Stef Will

Stef Will

• 26 November 2021

Welcome to the dungeon

Last week, I spent another day in the printmaking studios at Uni. While many artists hate the dirty mess of printmaking, it turns out that I really love it. Admittedly, for anybody who knows me that must sound rather unlikely, given my preference for tidy, uncluttered, minimalist spaces and my dislike for dirty objects and situations.

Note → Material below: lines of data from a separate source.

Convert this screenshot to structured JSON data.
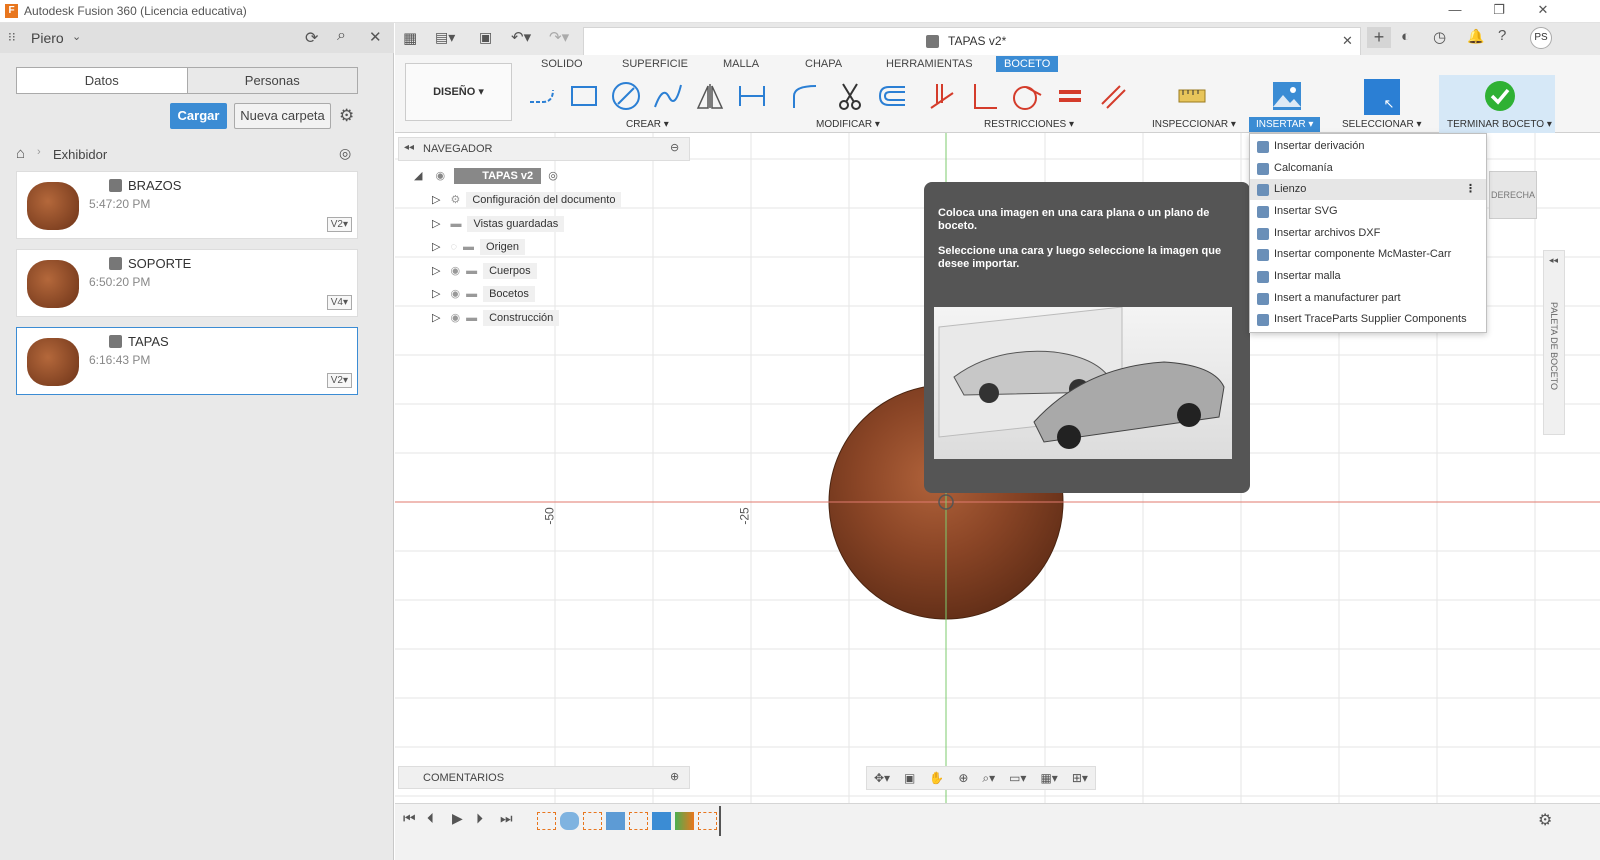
{
  "window": {
    "title": "Autodesk Fusion 360 (Licencia educativa)"
  },
  "left_panel": {
    "user": "Piero",
    "tabs": [
      "Datos",
      "Personas"
    ],
    "upload_label": "Cargar",
    "new_folder_label": "Nueva carpeta",
    "breadcrumb": "Exhibidor",
    "files": [
      {
        "name": "BRAZOS",
        "time": "5:47:20 PM",
        "version": "V2▾"
      },
      {
        "name": "SOPORTE",
        "time": "6:50:20 PM",
        "version": "V4▾"
      },
      {
        "name": "TAPAS",
        "time": "6:16:43 PM",
        "version": "V2▾"
      }
    ]
  },
  "document": {
    "tab_title": "TAPAS v2*",
    "user_initials": "PS"
  },
  "toolbar": {
    "tabs": [
      "SOLIDO",
      "SUPERFICIE",
      "MALLA",
      "CHAPA",
      "HERRAMIENTAS",
      "BOCETO"
    ],
    "workspace": "DISEÑO ▾",
    "groups": {
      "crear": "CREAR ▾",
      "modificar": "MODIFICAR ▾",
      "restricciones": "RESTRICCIONES ▾",
      "inspeccionar": "INSPECCIONAR ▾",
      "insertar": "INSERTAR ▾",
      "seleccionar": "SELECCIONAR ▾",
      "terminar": "TERMINAR BOCETO ▾"
    }
  },
  "navigator": {
    "title": "NAVEGADOR",
    "root": "TAPAS v2",
    "items": [
      "Configuración del documento",
      "Vistas guardadas",
      "Origen",
      "Cuerpos",
      "Bocetos",
      "Construcción"
    ]
  },
  "tooltip": {
    "line1": "Coloca una imagen en una cara plana o un plano de boceto.",
    "line2": "Seleccione una cara y luego seleccione la imagen que desee importar."
  },
  "insert_menu": {
    "items": [
      "Insertar derivación",
      "Calcomanía",
      "Lienzo",
      "Insertar SVG",
      "Insertar archivos DXF",
      "Insertar componente McMaster-Carr",
      "Insertar malla",
      "Insert a manufacturer part",
      "Insert TraceParts Supplier Components"
    ]
  },
  "canvas": {
    "axis_labels": [
      "-50",
      "-25"
    ],
    "viewcube": "DERECHA",
    "palette": "PALETA DE BOCETO"
  },
  "comments": {
    "label": "COMENTARIOS"
  }
}
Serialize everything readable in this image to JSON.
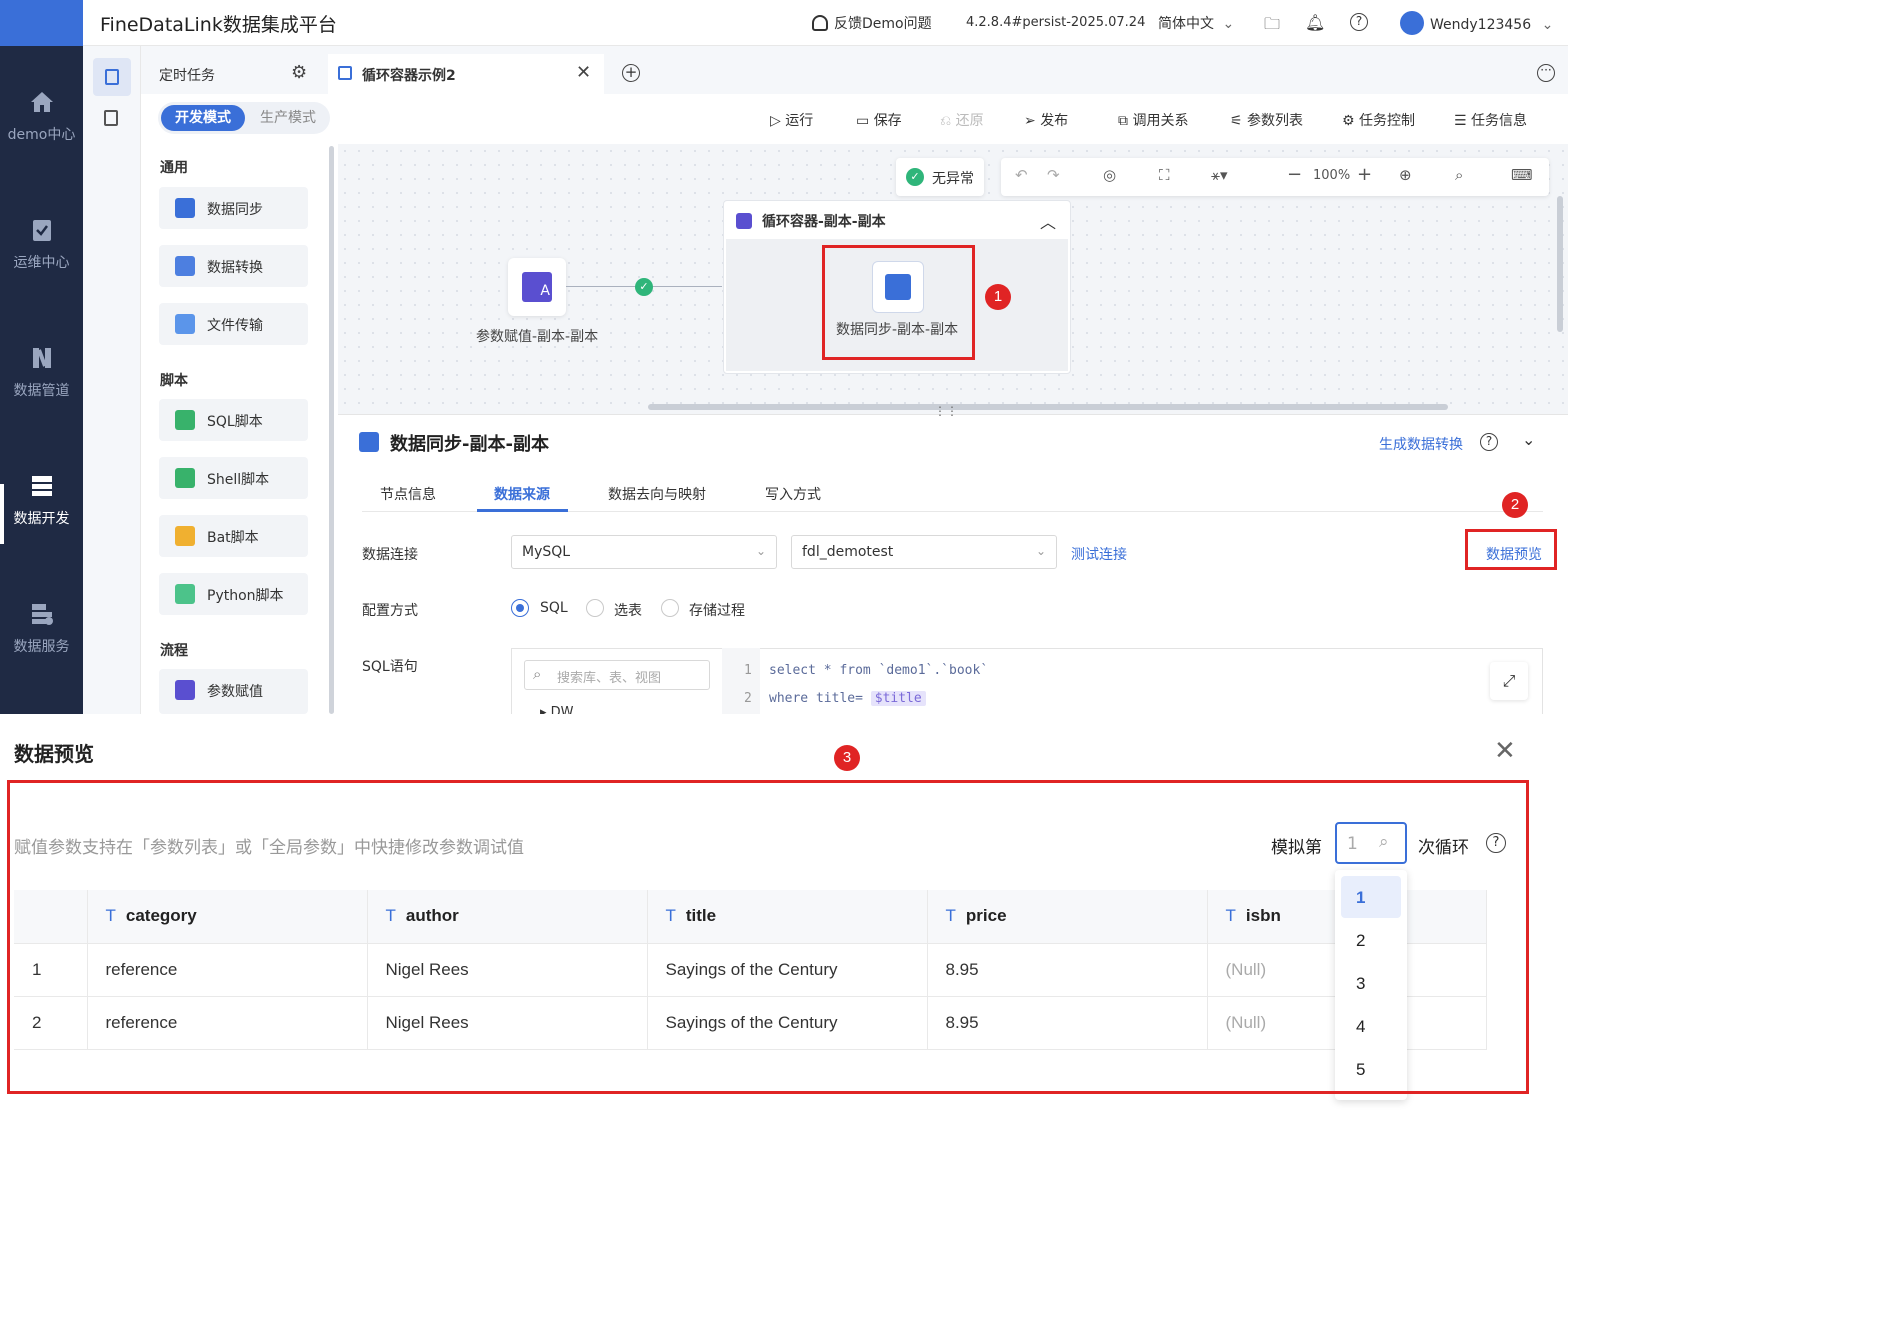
{
  "app": {
    "title": "FineDataLink数据集成平台"
  },
  "topbar": {
    "feedback": "反馈Demo问题",
    "version": "4.2.8.4#persist-2025.07.24",
    "language": "简体中文",
    "user": "Wendy123456"
  },
  "sidebar": {
    "items": [
      {
        "label": "demo中心",
        "icon": "home-icon"
      },
      {
        "label": "运维中心",
        "icon": "clipboard-check-icon"
      },
      {
        "label": "数据管道",
        "icon": "pipeline-icon"
      },
      {
        "label": "数据开发",
        "icon": "data-dev-icon"
      },
      {
        "label": "数据服务",
        "icon": "data-service-icon"
      }
    ]
  },
  "tabs": {
    "tab1": "定时任务",
    "tab2": "循环容器示例2"
  },
  "mode": {
    "dev": "开发模式",
    "prod": "生产模式"
  },
  "panel": {
    "groups": {
      "general": "通用",
      "script": "脚本",
      "flow": "流程"
    },
    "general": [
      "数据同步",
      "数据转换",
      "文件传输"
    ],
    "script": [
      "SQL脚本",
      "Shell脚本",
      "Bat脚本",
      "Python脚本"
    ],
    "flow": [
      "参数赋值"
    ]
  },
  "toolbar": {
    "run": "运行",
    "save": "保存",
    "restore": "还原",
    "publish": "发布",
    "relation": "调用关系",
    "params": "参数列表",
    "control": "任务控制",
    "info": "任务信息"
  },
  "canvas": {
    "status": "无异常",
    "zoom": "100%",
    "container_title": "循环容器-副本-副本",
    "node_param": "参数赋值-副本-副本",
    "node_sync": "数据同步-副本-副本"
  },
  "props": {
    "title": "数据同步-副本-副本",
    "gen_transform": "生成数据转换",
    "tabs": [
      "节点信息",
      "数据来源",
      "数据去向与映射",
      "写入方式"
    ],
    "labels": {
      "conn": "数据连接",
      "config": "配置方式",
      "sql": "SQL语句"
    },
    "db_type": "MySQL",
    "db_name": "fdl_demotest",
    "test_conn": "测试连接",
    "preview": "数据预览",
    "config_options": [
      "SQL",
      "选表",
      "存储过程"
    ],
    "search_placeholder": "搜索库、表、视图",
    "tree_item": "DW",
    "code_lines": [
      "select * from `demo1`.`book`",
      "where title= "
    ],
    "code_param": "$title"
  },
  "preview": {
    "title": "数据预览",
    "hint": "赋值参数支持在「参数列表」或「全局参数」中快捷修改参数调试值",
    "loop_prefix": "模拟第",
    "loop_suffix": "次循环",
    "loop_value": "1",
    "columns": [
      "category",
      "author",
      "title",
      "price",
      "isbn"
    ],
    "rows": [
      {
        "no": "1",
        "category": "reference",
        "author": "Nigel Rees",
        "title": "Sayings of the Century",
        "price": "8.95",
        "isbn": "(Null)"
      },
      {
        "no": "2",
        "category": "reference",
        "author": "Nigel Rees",
        "title": "Sayings of the Century",
        "price": "8.95",
        "isbn": "(Null)"
      }
    ],
    "dropdown": [
      "1",
      "2",
      "3",
      "4",
      "5"
    ]
  },
  "annotations": [
    "1",
    "2",
    "3"
  ],
  "colors": {
    "accent": "#3a6fd8",
    "sidebar": "#1f2a44",
    "marker": "#e02424",
    "success": "#2fb57a"
  }
}
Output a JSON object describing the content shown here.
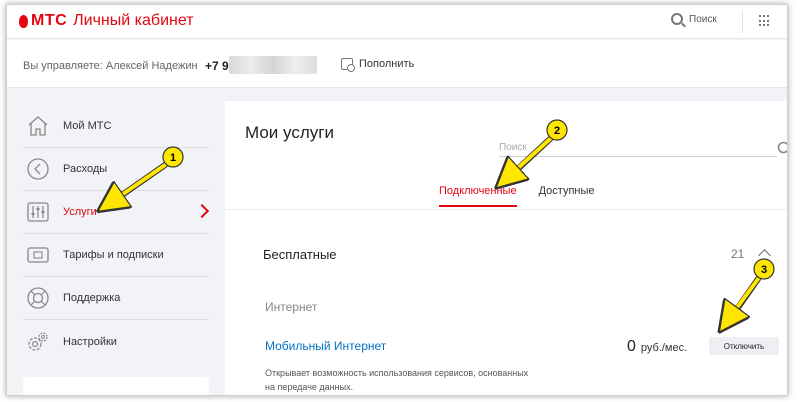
{
  "header": {
    "brand": "МТС",
    "title": "Личный кабинет",
    "search_label": "Поиск"
  },
  "manage": {
    "prefix": "Вы управляете: Алексей Надежин",
    "phone": "+7 9",
    "topup_label": "Пополнить"
  },
  "sidebar": {
    "items": [
      {
        "label": "Мой МТС",
        "icon": "home-icon"
      },
      {
        "label": "Расходы",
        "icon": "expenses-icon"
      },
      {
        "label": "Услуги",
        "icon": "sliders-icon"
      },
      {
        "label": "Тарифы и подписки",
        "icon": "tariff-card-icon"
      },
      {
        "label": "Поддержка",
        "icon": "lifebuoy-icon"
      },
      {
        "label": "Настройки",
        "icon": "gears-icon"
      }
    ],
    "active_index": 2
  },
  "main": {
    "title": "Мои услуги",
    "search_placeholder": "Поиск",
    "tabs": [
      {
        "label": "Подключенные",
        "active": true
      },
      {
        "label": "Доступные",
        "active": false
      }
    ],
    "section": {
      "title": "Бесплатные",
      "count": "21"
    },
    "category": "Интернет",
    "service": {
      "name": "Мобильный Интернет",
      "description": "Открывает возможность использования сервисов, основанных на передаче данных.",
      "price_value": "0",
      "price_unit": "руб./мес.",
      "action_label": "Отключить"
    }
  },
  "annotations": [
    {
      "number": "1",
      "target": "sidebar-item-services"
    },
    {
      "number": "2",
      "target": "tab-connected"
    },
    {
      "number": "3",
      "target": "disconnect-button"
    }
  ],
  "colors": {
    "brand_red": "#e30611",
    "link_blue": "#0073c2",
    "annotation_yellow": "#ffe600"
  }
}
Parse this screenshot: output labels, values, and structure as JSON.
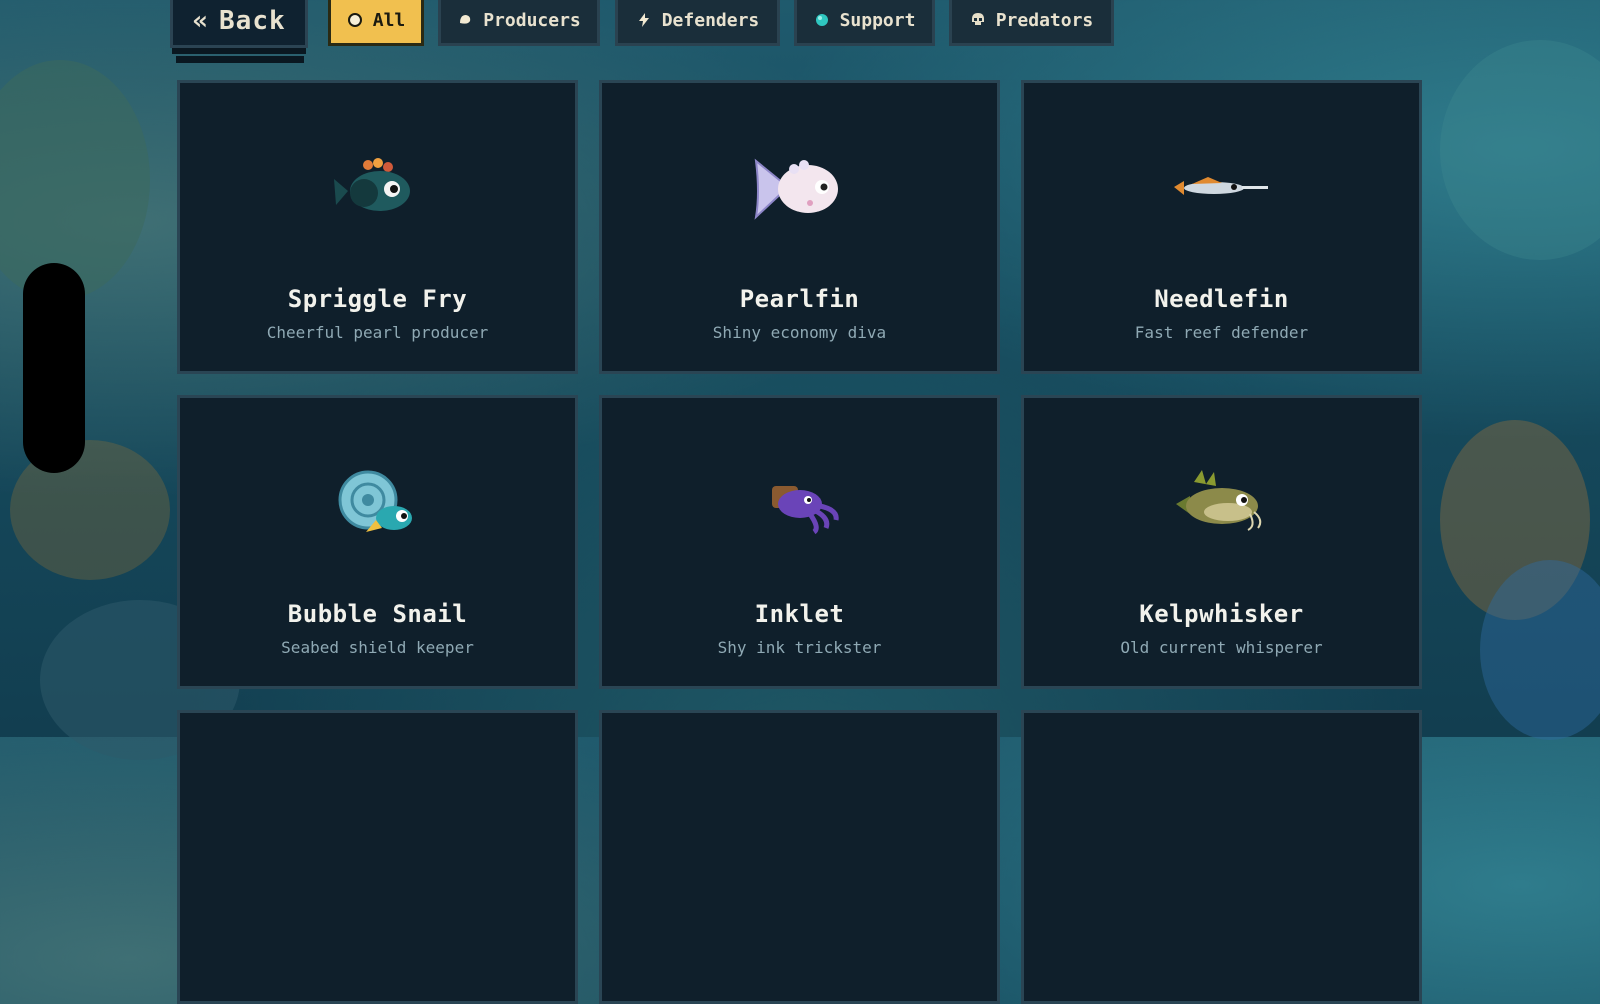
{
  "nav": {
    "back_label": "Back",
    "back_icon": "double-chevron-left-icon"
  },
  "filters": [
    {
      "label": "All",
      "icon": "shell-icon",
      "active": true
    },
    {
      "label": "Producers",
      "icon": "pearl-shell-icon",
      "active": false
    },
    {
      "label": "Defenders",
      "icon": "lightning-icon",
      "active": false
    },
    {
      "label": "Support",
      "icon": "bubble-icon",
      "active": false
    },
    {
      "label": "Predators",
      "icon": "skull-icon",
      "active": false
    }
  ],
  "creatures": [
    {
      "name": "Spriggle Fry",
      "description": "Cheerful pearl producer",
      "sprite": "spiky-fish-sprite"
    },
    {
      "name": "Pearlfin",
      "description": "Shiny economy diva",
      "sprite": "pearl-fish-sprite"
    },
    {
      "name": "Needlefin",
      "description": "Fast reef defender",
      "sprite": "needle-fish-sprite"
    },
    {
      "name": "Bubble Snail",
      "description": "Seabed shield keeper",
      "sprite": "snail-fish-sprite"
    },
    {
      "name": "Inklet",
      "description": "Shy ink trickster",
      "sprite": "squid-sprite"
    },
    {
      "name": "Kelpwhisker",
      "description": "Old current whisperer",
      "sprite": "catfish-sprite"
    }
  ],
  "colors": {
    "accent": "#f1c04f",
    "card_bg": "#0f1f2b",
    "card_border": "#2a4554",
    "text": "#f2f2ec",
    "muted": "#8fa9b4"
  }
}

For example, yesterday I quietly recoiled when somebody passed me their phone and on touching the screen, I felt palpable grime (if you read this and it was you, sorry, no offence, I love you!). And more than 15 years later, I still shudder remembering the ‘dirty play area’ in my oldest son’s day nursery (water, sand, mud, paint, you name it…). He must have been 3 or 4 years old at the time and absolutely revelled in it. For my part, I found it hard to watch without giving in to the insistent urge to interfere by wiping his hands or face … or shoes or hair or clothes (at the same time silently thanking the universe for the opportunity for him to explore this at nursery, rather than at home…).

And printmaking certainly is not a neat, clean, controlled art activity like, say small-scale drawing. It’s an intense experience, all-encompassing, challenging, unclean and sweeping. You can’t just pause, because your telephone rings, and decide to continue tomorrow – you will most likely spend the whole day in printmaking ‘camp’. You need to go all in – or go home.

One inevitably ends up sweaty, wet, exhausted, and covered in paint, from permanent speckles of colour in clothing – even underneath the apron (one of my summer dresses now has a hug red stain in the right groin area that looks like I had a feminine hygiene accident…) to paint under the fingernails that takes days of repeated handwashing to gradually come off. The printmaking process is also very physical, from pressure-cleaning screens in grubby wet-rooms to carrying buckets of water back and forth, endlessly lifting and lowering huge panels, dragging around oversized squeegees covered in paint, and of course cleaning, cleaning and cleaning again. All this, taken together with the fact that some of the printmaking rooms must by nature be window-less darkrooms (in order to avoid accidentally exposing the light-sensitively covered screens prematurely), makes a potent experience and environment. Welcome to the printmaking dungeons.

At the same time, one needs to be concentrated, meticulous and precise at all times. Because after a day of focussed work in filthy vaults, one expects to end up with clean, crisp prints on flawless snow-white paper. Like a phoenix rising from the ashes – it’s magic.